### Exercise prompt
Print the whole listing below exactly as given, pictures excluded.

--- Provided records ---

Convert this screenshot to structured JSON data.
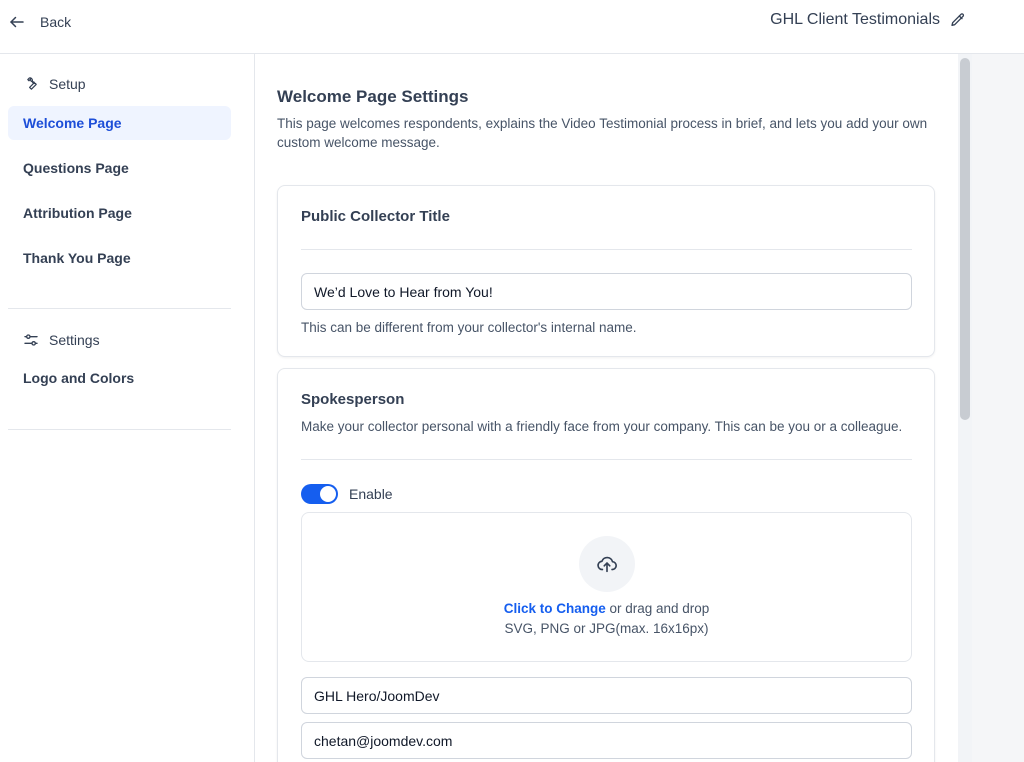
{
  "header": {
    "back_label": "Back",
    "app_title": "GHL Client Testimonials"
  },
  "sidebar": {
    "setup_label": "Setup",
    "setup_items": [
      {
        "label": "Welcome Page",
        "active": true
      },
      {
        "label": "Questions Page",
        "active": false
      },
      {
        "label": "Attribution Page",
        "active": false
      },
      {
        "label": "Thank You Page",
        "active": false
      }
    ],
    "settings_label": "Settings",
    "settings_items": [
      {
        "label": "Logo and Colors",
        "active": false
      }
    ]
  },
  "main": {
    "title": "Welcome Page Settings",
    "description": "This page welcomes respondents, explains the Video Testimonial process in brief, and lets you add your own custom welcome message.",
    "collector_card": {
      "title": "Public Collector Title",
      "input_value": "We’d Love to Hear from You!",
      "help_text": "This can be different from your collector's internal name."
    },
    "spokesperson_card": {
      "title": "Spokesperson",
      "subtitle": "Make your collector personal with a friendly face from your company. This can be you or a colleague.",
      "toggle_label": "Enable",
      "toggle_on": true,
      "upload": {
        "link_text": "Click to Change",
        "rest_text": " or drag and drop",
        "formats": "SVG, PNG or JPG(max. 16x16px)"
      },
      "name_value": "GHL Hero/JoomDev",
      "email_value": "chetan@joomdev.com"
    }
  },
  "colors": {
    "accent": "#155eef",
    "active_nav_bg": "#eff4ff",
    "active_nav_text": "#1d4ed8",
    "border": "#e4e7ec"
  },
  "icons": {
    "back": "arrow-left-icon",
    "edit": "pencil-icon",
    "setup": "wrench-icon",
    "settings": "sliders-icon",
    "upload": "cloud-upload-icon"
  }
}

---

### Final answer
Convert this screenshot to structured JSON data.
{
  "header": {
    "back_label": "Back",
    "app_title": "GHL Client Testimonials"
  },
  "sidebar": {
    "setup_label": "Setup",
    "setup_items": [
      {
        "label": "Welcome Page",
        "active": true
      },
      {
        "label": "Questions Page",
        "active": false
      },
      {
        "label": "Attribution Page",
        "active": false
      },
      {
        "label": "Thank You Page",
        "active": false
      }
    ],
    "settings_label": "Settings",
    "settings_items": [
      {
        "label": "Logo and Colors",
        "active": false
      }
    ]
  },
  "main": {
    "title": "Welcome Page Settings",
    "description": "This page welcomes respondents, explains the Video Testimonial process in brief, and lets you add your own custom welcome message.",
    "collector_card": {
      "title": "Public Collector Title",
      "input_value": "We’d Love to Hear from You!",
      "help_text": "This can be different from your collector's internal name."
    },
    "spokesperson_card": {
      "title": "Spokesperson",
      "subtitle": "Make your collector personal with a friendly face from your company. This can be you or a colleague.",
      "toggle_label": "Enable",
      "toggle_on": true,
      "upload": {
        "link_text": "Click to Change",
        "rest_text": " or drag and drop",
        "formats": "SVG, PNG or JPG(max. 16x16px)"
      },
      "name_value": "GHL Hero/JoomDev",
      "email_value": "chetan@joomdev.com"
    }
  },
  "colors": {
    "accent": "#155eef",
    "active_nav_bg": "#eff4ff",
    "active_nav_text": "#1d4ed8",
    "border": "#e4e7ec"
  },
  "icons": {
    "back": "arrow-left-icon",
    "edit": "pencil-icon",
    "setup": "wrench-icon",
    "settings": "sliders-icon",
    "upload": "cloud-upload-icon"
  }
}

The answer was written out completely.